Let me clarify that things weren’t always this way. I didn’t grow in a color-free home, my mother loved color and even today, still uses it very well. I was actually quite the colorholic, I couldn’t get enough. At 21, I moved into an apartment and my first purchase was a pink vintage refrigerator, huge floral wallpaper for the kitchen, and hardwood flooring that I installed myself. That was the wildest kitchen ever. Scary but gorgeous. After that apartment, I slowly allowed neutrals to creep into my life for reasons unknown. Maybe it was an emotional thing. I don’t really know. But it was in my mid-20’s that I hit a major neutral phase. I didn’t understand what was happening to me. When I tried to introduce color, I fell flat, so I just didn’t use it at all. Everything was cream and khaki.
What ultimately changed my perception of color was randomly hearing someone say that the best way to bring color into the home is bring nature inside. If it works outdoors, it will work indoors. I never thought about that in my life, seemed so simple, but so true. It was then that I started small. I brought home fruit and flowers. Instead of mixing fruit in a bowl as I always had, I started to put oranges in a single bowl, lemons in a tall vase, limes arranged on a platter. I always loved to buy flowers for my office at work, but didn’t bring them home much. I changed that. I started bringing fresh flowers into my home once a week, but instead of buying a mixed bouquet, I stuck to a single color, like yellow tulips for instance. Placing fruit and flowers around my home helped me feel more comfortable about living with color again. The 21-year-old Holly with the pink refrigerator resurfaced. I was me again. Color was back!

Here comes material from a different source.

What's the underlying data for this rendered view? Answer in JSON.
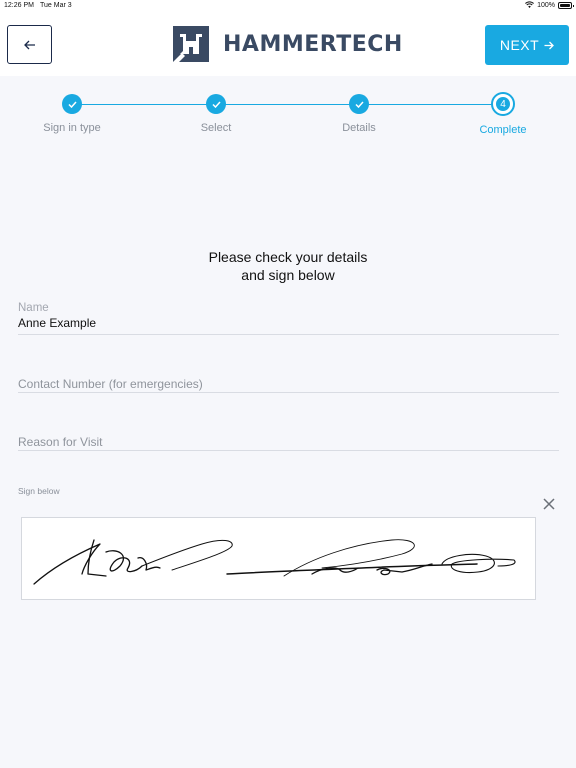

Now I feel completely comfortable around color and I’m in a profession where I’m helping others to overcome their color fears. So start small and build, even if it’s just fruit and flowers. Look to nature. Start with green.